=== Problem statement ===
Could you restate the entries below word for word?

================

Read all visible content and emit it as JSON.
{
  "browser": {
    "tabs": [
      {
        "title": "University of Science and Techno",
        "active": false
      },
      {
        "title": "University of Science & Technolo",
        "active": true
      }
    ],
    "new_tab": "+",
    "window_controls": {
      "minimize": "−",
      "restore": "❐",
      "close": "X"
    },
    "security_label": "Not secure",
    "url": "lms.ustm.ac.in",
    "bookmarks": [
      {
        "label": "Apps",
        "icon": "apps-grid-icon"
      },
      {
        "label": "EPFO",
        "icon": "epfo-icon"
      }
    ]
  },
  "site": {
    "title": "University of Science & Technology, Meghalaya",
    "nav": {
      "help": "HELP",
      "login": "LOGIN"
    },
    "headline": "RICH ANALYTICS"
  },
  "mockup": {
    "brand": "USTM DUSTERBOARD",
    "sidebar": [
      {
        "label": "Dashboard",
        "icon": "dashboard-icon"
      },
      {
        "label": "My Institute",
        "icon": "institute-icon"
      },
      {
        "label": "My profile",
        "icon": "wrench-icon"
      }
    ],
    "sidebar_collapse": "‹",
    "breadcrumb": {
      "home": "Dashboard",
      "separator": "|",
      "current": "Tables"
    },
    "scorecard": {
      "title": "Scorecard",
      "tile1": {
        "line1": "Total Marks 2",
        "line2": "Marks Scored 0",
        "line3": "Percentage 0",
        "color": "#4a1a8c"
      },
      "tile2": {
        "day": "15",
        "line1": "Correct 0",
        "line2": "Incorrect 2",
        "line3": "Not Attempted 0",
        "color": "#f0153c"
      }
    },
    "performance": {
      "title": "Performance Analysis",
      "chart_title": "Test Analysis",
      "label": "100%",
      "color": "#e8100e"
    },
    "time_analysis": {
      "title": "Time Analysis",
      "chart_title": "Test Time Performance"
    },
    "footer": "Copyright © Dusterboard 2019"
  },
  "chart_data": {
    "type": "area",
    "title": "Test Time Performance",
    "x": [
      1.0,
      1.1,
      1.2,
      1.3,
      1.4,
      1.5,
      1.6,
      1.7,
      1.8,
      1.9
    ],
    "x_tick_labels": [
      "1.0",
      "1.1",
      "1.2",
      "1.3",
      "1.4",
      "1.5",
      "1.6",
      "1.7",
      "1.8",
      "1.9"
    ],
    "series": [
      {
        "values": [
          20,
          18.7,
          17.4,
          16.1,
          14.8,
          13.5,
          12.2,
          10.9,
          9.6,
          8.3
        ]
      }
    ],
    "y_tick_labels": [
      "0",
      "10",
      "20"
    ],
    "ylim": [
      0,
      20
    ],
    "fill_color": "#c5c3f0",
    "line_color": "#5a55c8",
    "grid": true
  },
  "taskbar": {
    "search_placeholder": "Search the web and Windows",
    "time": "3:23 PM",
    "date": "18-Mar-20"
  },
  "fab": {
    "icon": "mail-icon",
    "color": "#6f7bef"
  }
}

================

=== Answer space ===
Read all visible content and emit it as JSON.
{
  "browser": {
    "tabs": [
      {
        "title": "University of Science and Techno",
        "active": false
      },
      {
        "title": "University of Science & Technolo",
        "active": true
      }
    ],
    "new_tab": "+",
    "window_controls": {
      "minimize": "−",
      "restore": "❐",
      "close": "X"
    },
    "security_label": "Not secure",
    "url": "lms.ustm.ac.in",
    "bookmarks": [
      {
        "label": "Apps",
        "icon": "apps-grid-icon"
      },
      {
        "label": "EPFO",
        "icon": "epfo-icon"
      }
    ]
  },
  "site": {
    "title": "University of Science & Technology, Meghalaya",
    "nav": {
      "help": "HELP",
      "login": "LOGIN"
    },
    "headline": "RICH ANALYTICS"
  },
  "mockup": {
    "brand": "USTM DUSTERBOARD",
    "sidebar": [
      {
        "label": "Dashboard",
        "icon": "dashboard-icon"
      },
      {
        "label": "My Institute",
        "icon": "institute-icon"
      },
      {
        "label": "My profile",
        "icon": "wrench-icon"
      }
    ],
    "sidebar_collapse": "‹",
    "breadcrumb": {
      "home": "Dashboard",
      "separator": "|",
      "current": "Tables"
    },
    "scorecard": {
      "title": "Scorecard",
      "tile1": {
        "line1": "Total Marks 2",
        "line2": "Marks Scored 0",
        "line3": "Percentage 0",
        "color": "#4a1a8c"
      },
      "tile2": {
        "day": "15",
        "line1": "Correct 0",
        "line2": "Incorrect 2",
        "line3": "Not Attempted 0",
        "color": "#f0153c"
      }
    },
    "performance": {
      "title": "Performance Analysis",
      "chart_title": "Test Analysis",
      "label": "100%",
      "color": "#e8100e"
    },
    "time_analysis": {
      "title": "Time Analysis",
      "chart_title": "Test Time Performance"
    },
    "footer": "Copyright © Dusterboard 2019"
  },
  "chart_data": {
    "type": "area",
    "title": "Test Time Performance",
    "x": [
      1.0,
      1.1,
      1.2,
      1.3,
      1.4,
      1.5,
      1.6,
      1.7,
      1.8,
      1.9
    ],
    "x_tick_labels": [
      "1.0",
      "1.1",
      "1.2",
      "1.3",
      "1.4",
      "1.5",
      "1.6",
      "1.7",
      "1.8",
      "1.9"
    ],
    "series": [
      {
        "values": [
          20,
          18.7,
          17.4,
          16.1,
          14.8,
          13.5,
          12.2,
          10.9,
          9.6,
          8.3
        ]
      }
    ],
    "y_tick_labels": [
      "0",
      "10",
      "20"
    ],
    "ylim": [
      0,
      20
    ],
    "fill_color": "#c5c3f0",
    "line_color": "#5a55c8",
    "grid": true
  },
  "taskbar": {
    "search_placeholder": "Search the web and Windows",
    "time": "3:23 PM",
    "date": "18-Mar-20"
  },
  "fab": {
    "icon": "mail-icon",
    "color": "#6f7bef"
  }
}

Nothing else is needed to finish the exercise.